*Proudly, we present our first guest post
I had a friend in my youth who happened to be Irish. And in the Republic of Ireland, it’s still uncommon to take a trip out of town without seeing at least one guy or girl sticking out their thumb with the name of a town with too many consonants written on a piece of cardboard. So when she visited the States for a summer and suggested we hitchhike across Maryland back toward Washington D.C., I shouldn’t have laughed. But I did because that just wasn’t done on the East Coast. But she’s got that Irish temperament so, of course, I wound up standing next to her, thumb out, for two hours before we got picked up and dropped off about fifteen miles south of where we started. What a trip.
Apparently, this isn’t the case on the West Coast. Thom Nichols, a journalist from Philadelphia, recalls traveling in western Colorado recently and being surprised that hitchhikers still line the roads in the great wide west. The Great American Roadtrip isn’t extinct; it’s just evolved. Getting across the country, seeing the bones of our topography and the gloriously kitschy innards of each regions culture isn’t a lost pilgrimage. We just have more option to do it in comfort.
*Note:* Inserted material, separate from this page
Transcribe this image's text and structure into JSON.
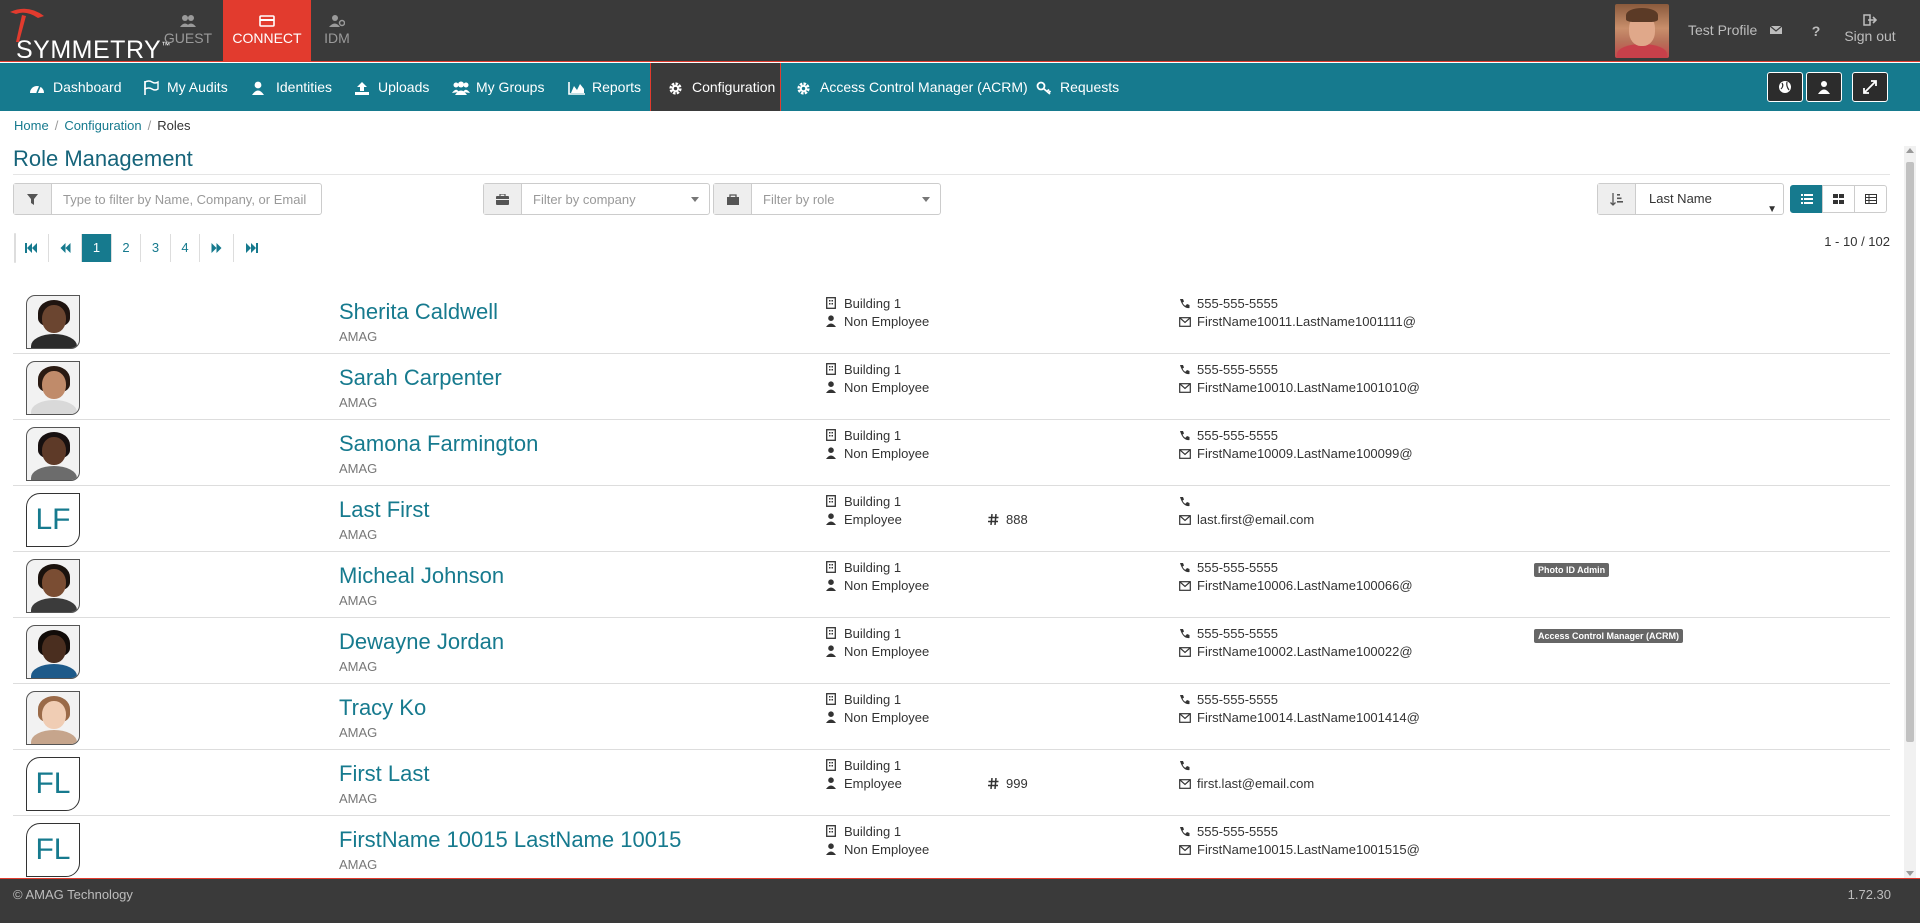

On another roadtrip, this one in my early twenties from Portland, ME down to New Orleans, LA, and back up to Troy, OH, I shared the trunk of my small Jeep with two friends in lieu of shelling out money we didn’t have for a hotel. It was muggy, smelly, cramped, and absolutely lovely in the way only a twenty year old hyped up on the adrenaline that comes with knowing that you’re doing what it takes to see it all can appreciate. But, honestly, we wouldn’t have said no to a tricked out RV if the thought had occurred to us.
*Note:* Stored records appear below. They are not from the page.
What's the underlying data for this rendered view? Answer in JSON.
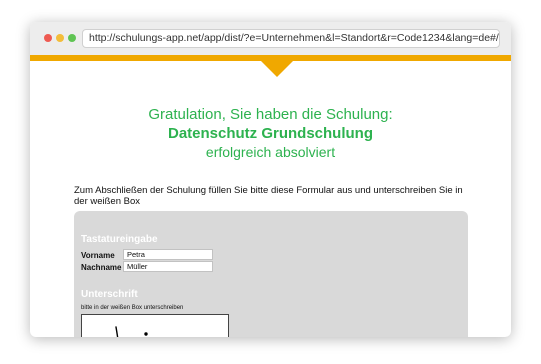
{
  "browser": {
    "url": "http://schulungs-app.net/app/dist/?e=Unternehmen&l=Standort&r=Code1234&lang=de#/",
    "colors": {
      "close": "#ee5a52",
      "minimize": "#f3bd3a",
      "maximize": "#5fc453"
    }
  },
  "header": {
    "line1": "Gratulation, Sie haben die Schulung:",
    "course": "Datenschutz Grundschulung",
    "line3": "erfolgreich absolviert",
    "accent_color": "#2db24f",
    "bar_color": "#f0a800"
  },
  "instructions": "Zum Abschließen der Schulung füllen Sie bitte diese Formular aus und unterschreiben Sie in der weißen Box",
  "form": {
    "keyboard_section": "Tastatureingabe",
    "fields": [
      {
        "label": "Vorname",
        "value": "Petra"
      },
      {
        "label": "Nachname",
        "value": "Müller"
      }
    ],
    "signature_section": "Unterschrift",
    "signature_hint": "bitte in der weißen Box unterschreiben"
  }
}
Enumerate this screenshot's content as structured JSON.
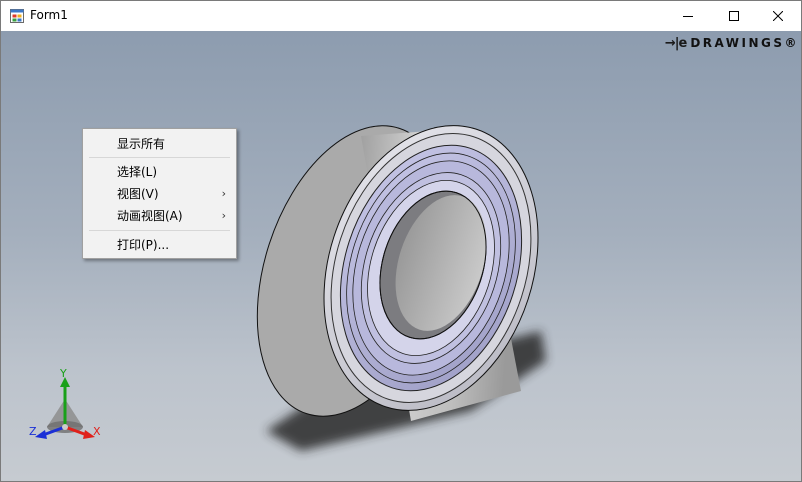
{
  "window": {
    "title": "Form1",
    "icon": "winforms-app-icon",
    "controls": {
      "minimize": "—",
      "maximize": "☐",
      "close": "✕"
    }
  },
  "viewer": {
    "brand_mark": "→|e",
    "brand_text": "DRAWINGS®",
    "triad_labels": {
      "x": "X",
      "y": "Y",
      "z": "Z"
    },
    "triad_colors": {
      "x": "#e0201a",
      "y": "#19a019",
      "z": "#1a2fd6"
    },
    "background_top": "#8d9caf",
    "background_bottom": "#c6cbd1"
  },
  "context_menu": {
    "items": [
      {
        "label": "显示所有",
        "submenu": false
      },
      {
        "label": "选择(L)",
        "submenu": false
      },
      {
        "label": "视图(V)",
        "submenu": true
      },
      {
        "label": "动画视图(A)",
        "submenu": true
      },
      {
        "label": "打印(P)...",
        "submenu": false
      }
    ],
    "submenu_arrow": "›"
  }
}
Those weeks were some of the happiest of my life. Whether you’re planning to hitchhike east to west or cross the Mason-Dixon line in either direction, consider Panterra Coach & RV to class up your trip. Trust me, you won’t regret the foresight.